“Do you want to see Zika?” Robert Tesh asked the question not ten minutes after I stepped into his office. He whisked me next door to his lab and pulled a box of glass ampoules out of the fridge, each half-full of what looked like dirty snow. Here was Zika, frozen and dried: the virus causing panic in the Americas because of its increasingly likely link to brain defects in babies.
For Tesh, Zika has long been one of his “orphan viruses,” of only fleeting interest even to the people who make the study of mosquito-borne illnesses their specialty. As director of the World Reference Center for Emerging Viruses and Arboviruses at the University of Texas Medical Branch in Galveston, Tesh and his predecessors have amassed 7,000 virus strains, freeze-dried for long-term storage.
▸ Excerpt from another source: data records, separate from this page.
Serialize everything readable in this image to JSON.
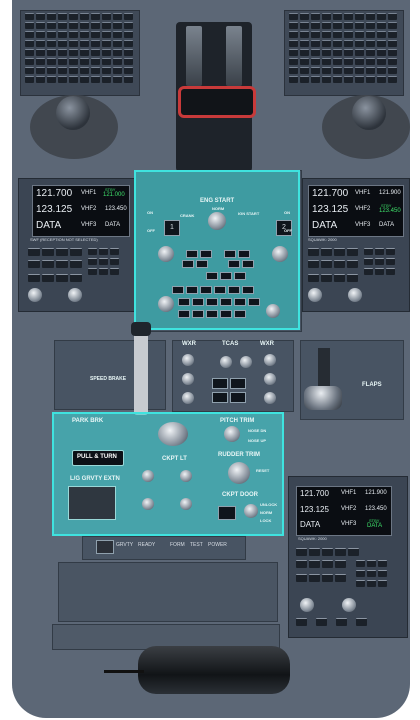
{
  "colors": {
    "console": "#5c6776",
    "highlight": "#3fe3df",
    "screen_text": "#e9eef3",
    "screen_green": "#3ee06a"
  },
  "rmp_left": {
    "row1_freq": "121.700",
    "row1_label": "VHF1",
    "row1_stby_label": "STBY",
    "row1_stby": "121.000",
    "row2_freq": "123.125",
    "row2_label": "VHF2",
    "row2_right": "123.450",
    "row3_freq": "DATA",
    "row3_label": "VHF3",
    "row3_right": "DATA",
    "footer": "SWF (RECEPTION NOT SELECTED)"
  },
  "rmp_right": {
    "row1_freq": "121.700",
    "row1_label": "VHF1",
    "row1_right": "121.900",
    "row2_freq": "123.125",
    "row2_label": "VHF2",
    "row2_stby_label": "STBY",
    "row2_stby": "123.450",
    "row3_freq": "DATA",
    "row3_label": "VHF3",
    "row3_right": "DATA",
    "footer": "SQUAWK: 2000"
  },
  "rmp_third": {
    "row1_freq": "121.700",
    "row1_label": "VHF1",
    "row1_right": "121.900",
    "row2_freq": "123.125",
    "row2_label": "VHF2",
    "row2_right": "123.450",
    "row3_freq": "DATA",
    "row3_label": "VHF3",
    "row3_stby_label": "STBY",
    "row3_stby": "DATA",
    "footer": "SQUAWK: 2000"
  },
  "eng_start": {
    "title": "ENG START",
    "mode_norm": "NORM",
    "mode_crank": "CRANK",
    "mode_ign_start": "IGN START",
    "eng1": "1",
    "eng2": "2",
    "on_label": "ON",
    "off_label": "OFF"
  },
  "labels": {
    "speed_brake": "SPEED BRAKE",
    "flaps": "FLAPS",
    "park_brk": "PARK BRK",
    "pull_turn": "PULL & TURN",
    "lg_gravity": "L/G GRVTY EXTN",
    "ckpt_lt": "CKPT LT",
    "pitch_trim": "PITCH TRIM",
    "rudder_trim": "RUDDER TRIM",
    "ckpt_door": "CKPT DOOR",
    "wxr_left": "WXR",
    "wxr_right": "WXR",
    "tcas": "TCAS",
    "nose_up": "NOSE UP",
    "nose_dn": "NOSE DN",
    "reset": "RESET",
    "unlock": "UNLOCK",
    "norm": "NORM",
    "lock": "LOCK"
  },
  "bottom_buttons": [
    "GRVTY",
    "READY",
    "FORM",
    "TEST",
    "POWER"
  ]
}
About ten of those are versions of Zika, and they have spent years in the reference center, to little attention.
Then came the epidemic in Brazil, the photos of babies born with heads too small to seem real, the World Health Organization’s declaration of a public health emergency.